Your task> Copy the data exactly; pictures stay out of the copy.

[Dataset rows describing interfaces]
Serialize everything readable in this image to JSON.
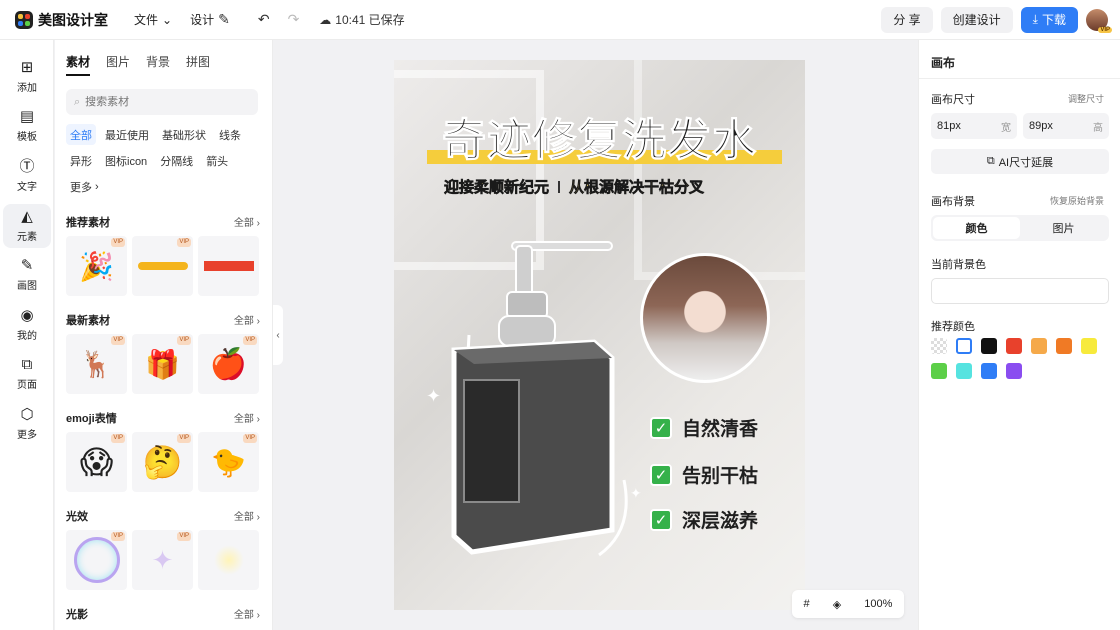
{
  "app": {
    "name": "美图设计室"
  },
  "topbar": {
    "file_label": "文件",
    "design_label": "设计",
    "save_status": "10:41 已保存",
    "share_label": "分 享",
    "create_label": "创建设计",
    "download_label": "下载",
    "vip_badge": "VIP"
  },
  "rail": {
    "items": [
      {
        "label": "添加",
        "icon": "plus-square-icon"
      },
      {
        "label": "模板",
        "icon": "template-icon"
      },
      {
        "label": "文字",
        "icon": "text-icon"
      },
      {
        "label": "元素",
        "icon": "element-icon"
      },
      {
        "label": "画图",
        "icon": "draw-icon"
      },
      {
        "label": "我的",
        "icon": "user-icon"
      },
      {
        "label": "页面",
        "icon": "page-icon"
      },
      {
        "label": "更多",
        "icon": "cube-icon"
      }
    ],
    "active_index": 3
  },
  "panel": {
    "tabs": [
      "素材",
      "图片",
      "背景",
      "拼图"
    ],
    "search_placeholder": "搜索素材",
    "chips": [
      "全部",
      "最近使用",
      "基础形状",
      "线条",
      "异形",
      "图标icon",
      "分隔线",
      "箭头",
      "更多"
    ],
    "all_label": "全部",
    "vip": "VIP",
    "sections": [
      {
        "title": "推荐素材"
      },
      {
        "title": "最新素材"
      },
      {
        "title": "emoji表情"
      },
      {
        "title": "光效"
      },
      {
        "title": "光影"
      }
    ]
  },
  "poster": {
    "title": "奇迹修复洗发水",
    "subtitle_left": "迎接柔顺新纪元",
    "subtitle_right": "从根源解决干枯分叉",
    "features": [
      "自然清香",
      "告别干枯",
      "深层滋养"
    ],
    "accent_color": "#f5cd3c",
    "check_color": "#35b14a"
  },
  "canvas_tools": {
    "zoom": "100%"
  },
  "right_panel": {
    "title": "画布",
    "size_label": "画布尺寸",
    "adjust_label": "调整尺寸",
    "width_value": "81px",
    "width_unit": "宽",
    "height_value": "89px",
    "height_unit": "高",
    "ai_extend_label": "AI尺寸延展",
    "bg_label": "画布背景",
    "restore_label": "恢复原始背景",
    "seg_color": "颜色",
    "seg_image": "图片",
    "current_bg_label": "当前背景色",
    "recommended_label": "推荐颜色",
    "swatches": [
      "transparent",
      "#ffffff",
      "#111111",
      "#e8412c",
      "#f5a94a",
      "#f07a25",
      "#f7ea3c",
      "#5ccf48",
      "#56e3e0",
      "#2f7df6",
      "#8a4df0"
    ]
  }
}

Solved exercise>
Serialize everything readable in this image to JSON.
{
  "app": {
    "name": "美图设计室"
  },
  "topbar": {
    "file_label": "文件",
    "design_label": "设计",
    "save_status": "10:41 已保存",
    "share_label": "分 享",
    "create_label": "创建设计",
    "download_label": "下载",
    "vip_badge": "VIP"
  },
  "rail": {
    "items": [
      {
        "label": "添加",
        "icon": "plus-square-icon"
      },
      {
        "label": "模板",
        "icon": "template-icon"
      },
      {
        "label": "文字",
        "icon": "text-icon"
      },
      {
        "label": "元素",
        "icon": "element-icon"
      },
      {
        "label": "画图",
        "icon": "draw-icon"
      },
      {
        "label": "我的",
        "icon": "user-icon"
      },
      {
        "label": "页面",
        "icon": "page-icon"
      },
      {
        "label": "更多",
        "icon": "cube-icon"
      }
    ],
    "active_index": 3
  },
  "panel": {
    "tabs": [
      "素材",
      "图片",
      "背景",
      "拼图"
    ],
    "search_placeholder": "搜索素材",
    "chips": [
      "全部",
      "最近使用",
      "基础形状",
      "线条",
      "异形",
      "图标icon",
      "分隔线",
      "箭头",
      "更多"
    ],
    "all_label": "全部",
    "vip": "VIP",
    "sections": [
      {
        "title": "推荐素材"
      },
      {
        "title": "最新素材"
      },
      {
        "title": "emoji表情"
      },
      {
        "title": "光效"
      },
      {
        "title": "光影"
      }
    ]
  },
  "poster": {
    "title": "奇迹修复洗发水",
    "subtitle_left": "迎接柔顺新纪元",
    "subtitle_right": "从根源解决干枯分叉",
    "features": [
      "自然清香",
      "告别干枯",
      "深层滋养"
    ],
    "accent_color": "#f5cd3c",
    "check_color": "#35b14a"
  },
  "canvas_tools": {
    "zoom": "100%"
  },
  "right_panel": {
    "title": "画布",
    "size_label": "画布尺寸",
    "adjust_label": "调整尺寸",
    "width_value": "81px",
    "width_unit": "宽",
    "height_value": "89px",
    "height_unit": "高",
    "ai_extend_label": "AI尺寸延展",
    "bg_label": "画布背景",
    "restore_label": "恢复原始背景",
    "seg_color": "颜色",
    "seg_image": "图片",
    "current_bg_label": "当前背景色",
    "recommended_label": "推荐颜色",
    "swatches": [
      "transparent",
      "#ffffff",
      "#111111",
      "#e8412c",
      "#f5a94a",
      "#f07a25",
      "#f7ea3c",
      "#5ccf48",
      "#56e3e0",
      "#2f7df6",
      "#8a4df0"
    ]
  }
}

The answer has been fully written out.